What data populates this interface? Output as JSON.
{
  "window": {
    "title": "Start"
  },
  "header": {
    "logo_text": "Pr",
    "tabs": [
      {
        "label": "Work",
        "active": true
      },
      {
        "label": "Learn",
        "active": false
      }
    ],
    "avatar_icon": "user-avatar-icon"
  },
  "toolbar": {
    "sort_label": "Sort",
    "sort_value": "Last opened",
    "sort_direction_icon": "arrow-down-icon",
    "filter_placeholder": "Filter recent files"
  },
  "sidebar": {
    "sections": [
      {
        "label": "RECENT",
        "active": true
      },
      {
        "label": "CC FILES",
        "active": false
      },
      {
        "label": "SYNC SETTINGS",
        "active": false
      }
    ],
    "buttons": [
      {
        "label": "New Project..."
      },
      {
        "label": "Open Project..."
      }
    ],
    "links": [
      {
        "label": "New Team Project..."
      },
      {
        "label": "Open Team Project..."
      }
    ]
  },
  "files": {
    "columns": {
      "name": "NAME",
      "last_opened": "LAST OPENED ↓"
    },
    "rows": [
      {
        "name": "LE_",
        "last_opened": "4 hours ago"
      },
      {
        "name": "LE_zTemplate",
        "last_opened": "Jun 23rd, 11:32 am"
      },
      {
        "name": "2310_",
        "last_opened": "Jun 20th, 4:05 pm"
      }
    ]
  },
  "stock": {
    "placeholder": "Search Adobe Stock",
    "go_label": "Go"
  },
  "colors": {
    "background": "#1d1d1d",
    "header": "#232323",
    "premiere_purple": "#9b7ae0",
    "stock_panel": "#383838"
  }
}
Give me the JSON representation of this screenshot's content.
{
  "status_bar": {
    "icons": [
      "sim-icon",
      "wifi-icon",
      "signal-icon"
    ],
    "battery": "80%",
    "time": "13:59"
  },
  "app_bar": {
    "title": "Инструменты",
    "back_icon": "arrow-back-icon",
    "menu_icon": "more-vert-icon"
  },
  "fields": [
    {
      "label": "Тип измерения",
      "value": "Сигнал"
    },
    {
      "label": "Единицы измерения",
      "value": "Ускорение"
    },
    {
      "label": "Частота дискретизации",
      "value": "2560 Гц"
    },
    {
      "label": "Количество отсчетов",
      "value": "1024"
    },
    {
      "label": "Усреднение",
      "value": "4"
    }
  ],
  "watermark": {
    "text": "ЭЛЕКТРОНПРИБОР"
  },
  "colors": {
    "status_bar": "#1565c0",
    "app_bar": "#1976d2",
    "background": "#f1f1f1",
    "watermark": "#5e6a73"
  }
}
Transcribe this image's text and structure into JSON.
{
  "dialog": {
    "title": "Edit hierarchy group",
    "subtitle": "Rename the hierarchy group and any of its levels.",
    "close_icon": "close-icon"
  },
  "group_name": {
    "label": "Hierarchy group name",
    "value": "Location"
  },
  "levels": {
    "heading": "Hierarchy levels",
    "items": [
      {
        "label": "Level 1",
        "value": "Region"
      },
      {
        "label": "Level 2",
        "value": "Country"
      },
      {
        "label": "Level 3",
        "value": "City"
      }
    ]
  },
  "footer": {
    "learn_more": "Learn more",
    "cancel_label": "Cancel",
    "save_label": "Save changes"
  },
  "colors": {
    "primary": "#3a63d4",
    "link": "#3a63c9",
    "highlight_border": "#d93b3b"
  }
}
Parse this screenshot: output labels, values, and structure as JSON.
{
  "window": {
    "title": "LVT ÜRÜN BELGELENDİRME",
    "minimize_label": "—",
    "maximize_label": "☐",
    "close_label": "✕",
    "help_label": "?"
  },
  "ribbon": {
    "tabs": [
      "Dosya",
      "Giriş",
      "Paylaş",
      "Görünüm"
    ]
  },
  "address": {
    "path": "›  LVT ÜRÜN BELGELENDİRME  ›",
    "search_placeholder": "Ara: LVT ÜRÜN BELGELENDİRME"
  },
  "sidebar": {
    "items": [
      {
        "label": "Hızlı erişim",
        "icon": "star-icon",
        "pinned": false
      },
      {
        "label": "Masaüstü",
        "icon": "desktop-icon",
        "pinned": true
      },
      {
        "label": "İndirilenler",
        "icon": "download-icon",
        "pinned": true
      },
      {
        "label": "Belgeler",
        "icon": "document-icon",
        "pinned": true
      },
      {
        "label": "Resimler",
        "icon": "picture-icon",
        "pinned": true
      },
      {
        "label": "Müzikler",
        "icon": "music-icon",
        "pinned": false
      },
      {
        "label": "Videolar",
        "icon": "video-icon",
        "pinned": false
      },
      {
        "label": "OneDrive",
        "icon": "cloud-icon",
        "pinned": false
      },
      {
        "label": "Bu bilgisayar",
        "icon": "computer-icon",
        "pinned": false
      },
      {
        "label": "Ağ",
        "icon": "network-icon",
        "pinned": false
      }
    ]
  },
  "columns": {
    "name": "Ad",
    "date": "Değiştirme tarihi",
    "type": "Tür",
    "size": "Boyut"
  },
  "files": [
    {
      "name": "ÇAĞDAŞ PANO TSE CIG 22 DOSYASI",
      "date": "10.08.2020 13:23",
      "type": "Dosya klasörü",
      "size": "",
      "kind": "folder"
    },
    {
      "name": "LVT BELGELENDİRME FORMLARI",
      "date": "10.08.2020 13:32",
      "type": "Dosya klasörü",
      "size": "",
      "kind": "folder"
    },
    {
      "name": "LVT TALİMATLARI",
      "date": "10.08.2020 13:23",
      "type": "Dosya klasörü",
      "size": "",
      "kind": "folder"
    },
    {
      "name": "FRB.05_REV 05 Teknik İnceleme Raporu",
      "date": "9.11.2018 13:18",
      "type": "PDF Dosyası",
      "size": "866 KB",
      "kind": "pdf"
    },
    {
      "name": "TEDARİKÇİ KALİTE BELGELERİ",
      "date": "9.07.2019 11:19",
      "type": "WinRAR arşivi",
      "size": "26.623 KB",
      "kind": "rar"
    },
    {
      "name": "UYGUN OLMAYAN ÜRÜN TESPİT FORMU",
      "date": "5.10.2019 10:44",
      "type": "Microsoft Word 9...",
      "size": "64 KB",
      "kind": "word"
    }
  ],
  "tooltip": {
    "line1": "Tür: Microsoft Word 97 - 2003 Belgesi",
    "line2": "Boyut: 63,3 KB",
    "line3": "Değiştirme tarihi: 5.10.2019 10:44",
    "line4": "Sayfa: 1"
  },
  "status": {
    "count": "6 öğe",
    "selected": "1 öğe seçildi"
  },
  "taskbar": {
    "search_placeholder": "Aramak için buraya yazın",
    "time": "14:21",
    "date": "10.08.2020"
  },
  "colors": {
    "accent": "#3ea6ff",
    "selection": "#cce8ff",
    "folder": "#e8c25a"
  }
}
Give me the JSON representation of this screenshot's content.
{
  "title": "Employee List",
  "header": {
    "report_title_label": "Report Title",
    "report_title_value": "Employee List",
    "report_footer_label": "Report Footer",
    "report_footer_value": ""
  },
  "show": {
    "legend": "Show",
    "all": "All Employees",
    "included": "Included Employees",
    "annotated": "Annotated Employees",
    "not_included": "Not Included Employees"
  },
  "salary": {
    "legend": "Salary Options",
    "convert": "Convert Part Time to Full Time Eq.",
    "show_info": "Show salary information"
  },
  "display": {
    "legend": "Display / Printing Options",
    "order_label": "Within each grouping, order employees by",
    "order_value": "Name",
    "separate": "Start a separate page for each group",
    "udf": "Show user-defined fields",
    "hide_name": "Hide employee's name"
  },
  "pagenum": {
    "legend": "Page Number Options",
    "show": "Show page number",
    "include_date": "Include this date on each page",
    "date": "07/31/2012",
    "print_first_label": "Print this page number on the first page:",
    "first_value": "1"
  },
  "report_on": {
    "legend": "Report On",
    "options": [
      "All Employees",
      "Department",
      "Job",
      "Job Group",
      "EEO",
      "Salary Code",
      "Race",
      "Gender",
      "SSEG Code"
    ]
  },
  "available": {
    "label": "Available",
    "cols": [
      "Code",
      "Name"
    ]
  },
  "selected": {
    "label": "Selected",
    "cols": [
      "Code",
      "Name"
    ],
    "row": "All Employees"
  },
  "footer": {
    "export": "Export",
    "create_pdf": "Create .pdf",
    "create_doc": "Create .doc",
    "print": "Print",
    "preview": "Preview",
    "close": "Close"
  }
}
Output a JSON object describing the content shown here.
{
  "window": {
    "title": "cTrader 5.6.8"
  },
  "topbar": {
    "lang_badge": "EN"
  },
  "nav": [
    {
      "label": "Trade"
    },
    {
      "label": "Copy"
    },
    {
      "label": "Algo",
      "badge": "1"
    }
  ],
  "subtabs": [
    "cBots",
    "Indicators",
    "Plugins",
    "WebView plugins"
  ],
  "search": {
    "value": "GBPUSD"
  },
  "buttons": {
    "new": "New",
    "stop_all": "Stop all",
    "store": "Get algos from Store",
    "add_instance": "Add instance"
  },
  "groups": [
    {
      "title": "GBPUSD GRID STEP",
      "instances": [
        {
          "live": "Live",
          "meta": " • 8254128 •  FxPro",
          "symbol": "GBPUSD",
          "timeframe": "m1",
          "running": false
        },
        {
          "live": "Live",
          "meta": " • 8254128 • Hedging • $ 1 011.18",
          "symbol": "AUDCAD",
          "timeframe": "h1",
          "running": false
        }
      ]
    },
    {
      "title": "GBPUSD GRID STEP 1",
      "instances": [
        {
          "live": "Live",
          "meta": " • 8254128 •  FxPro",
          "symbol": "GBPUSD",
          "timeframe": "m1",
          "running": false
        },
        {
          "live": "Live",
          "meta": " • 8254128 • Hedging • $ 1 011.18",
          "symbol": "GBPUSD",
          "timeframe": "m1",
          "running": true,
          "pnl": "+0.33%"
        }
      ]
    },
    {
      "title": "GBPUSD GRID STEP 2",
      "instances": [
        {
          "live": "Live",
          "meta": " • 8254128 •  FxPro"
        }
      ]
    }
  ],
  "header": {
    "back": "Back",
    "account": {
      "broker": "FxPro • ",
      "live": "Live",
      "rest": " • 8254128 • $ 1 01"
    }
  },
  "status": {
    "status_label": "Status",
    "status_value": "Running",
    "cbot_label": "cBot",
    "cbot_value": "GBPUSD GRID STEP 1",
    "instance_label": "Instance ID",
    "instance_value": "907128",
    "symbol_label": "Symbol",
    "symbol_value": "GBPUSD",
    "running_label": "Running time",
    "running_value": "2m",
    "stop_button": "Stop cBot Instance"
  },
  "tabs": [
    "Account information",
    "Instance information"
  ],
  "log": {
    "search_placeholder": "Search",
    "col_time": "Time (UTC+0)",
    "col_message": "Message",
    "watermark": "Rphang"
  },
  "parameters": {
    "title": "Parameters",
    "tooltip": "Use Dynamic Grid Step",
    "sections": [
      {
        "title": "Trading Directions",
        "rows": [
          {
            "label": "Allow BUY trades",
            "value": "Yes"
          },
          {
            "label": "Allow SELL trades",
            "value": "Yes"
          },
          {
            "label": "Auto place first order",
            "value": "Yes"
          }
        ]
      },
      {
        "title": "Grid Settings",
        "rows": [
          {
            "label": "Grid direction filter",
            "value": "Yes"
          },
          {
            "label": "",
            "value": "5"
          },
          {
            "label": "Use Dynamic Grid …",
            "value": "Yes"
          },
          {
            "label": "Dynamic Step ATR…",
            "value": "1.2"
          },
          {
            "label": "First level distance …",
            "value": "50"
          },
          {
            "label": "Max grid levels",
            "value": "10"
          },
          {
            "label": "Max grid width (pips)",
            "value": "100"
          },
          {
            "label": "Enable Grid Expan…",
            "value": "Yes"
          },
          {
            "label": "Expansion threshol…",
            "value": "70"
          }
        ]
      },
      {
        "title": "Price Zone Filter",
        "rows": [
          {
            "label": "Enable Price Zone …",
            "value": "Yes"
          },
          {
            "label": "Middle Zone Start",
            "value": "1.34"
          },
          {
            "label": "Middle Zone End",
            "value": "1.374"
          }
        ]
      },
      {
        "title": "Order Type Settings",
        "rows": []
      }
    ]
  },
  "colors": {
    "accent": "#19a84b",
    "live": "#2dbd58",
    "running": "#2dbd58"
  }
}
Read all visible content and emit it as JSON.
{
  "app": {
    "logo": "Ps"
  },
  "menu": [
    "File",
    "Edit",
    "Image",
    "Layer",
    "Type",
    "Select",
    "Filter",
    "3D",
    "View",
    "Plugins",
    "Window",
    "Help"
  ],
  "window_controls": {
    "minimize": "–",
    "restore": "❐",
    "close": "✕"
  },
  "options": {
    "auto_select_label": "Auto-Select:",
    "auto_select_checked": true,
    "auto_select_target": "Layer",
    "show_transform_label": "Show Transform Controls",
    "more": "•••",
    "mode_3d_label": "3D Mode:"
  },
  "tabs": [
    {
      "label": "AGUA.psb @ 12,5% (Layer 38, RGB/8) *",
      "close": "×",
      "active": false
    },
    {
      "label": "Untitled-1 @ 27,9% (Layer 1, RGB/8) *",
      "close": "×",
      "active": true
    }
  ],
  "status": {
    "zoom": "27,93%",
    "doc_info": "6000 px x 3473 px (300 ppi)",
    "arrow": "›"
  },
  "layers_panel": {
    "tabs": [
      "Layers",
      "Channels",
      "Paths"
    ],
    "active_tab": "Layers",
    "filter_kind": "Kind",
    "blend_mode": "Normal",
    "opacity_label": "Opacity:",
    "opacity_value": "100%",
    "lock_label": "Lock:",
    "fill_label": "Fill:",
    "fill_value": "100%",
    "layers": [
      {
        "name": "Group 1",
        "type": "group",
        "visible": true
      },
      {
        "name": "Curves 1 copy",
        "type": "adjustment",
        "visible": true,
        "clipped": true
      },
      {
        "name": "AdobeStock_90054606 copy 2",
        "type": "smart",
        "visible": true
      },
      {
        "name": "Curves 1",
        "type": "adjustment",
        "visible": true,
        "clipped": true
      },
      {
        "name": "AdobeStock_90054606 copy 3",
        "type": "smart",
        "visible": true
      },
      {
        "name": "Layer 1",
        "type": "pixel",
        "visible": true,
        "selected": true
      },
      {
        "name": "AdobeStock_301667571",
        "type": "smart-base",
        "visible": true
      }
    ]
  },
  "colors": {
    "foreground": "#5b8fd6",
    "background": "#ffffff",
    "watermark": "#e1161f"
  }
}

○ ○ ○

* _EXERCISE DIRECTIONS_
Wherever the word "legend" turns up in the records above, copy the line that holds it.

* _SOLVED PROBLEM_
    "legend": "Show",
    "legend": "Salary Options",
    "legend": "Display / Printing Options",
    "legend": "Page Number Options",
    "legend": "Report On",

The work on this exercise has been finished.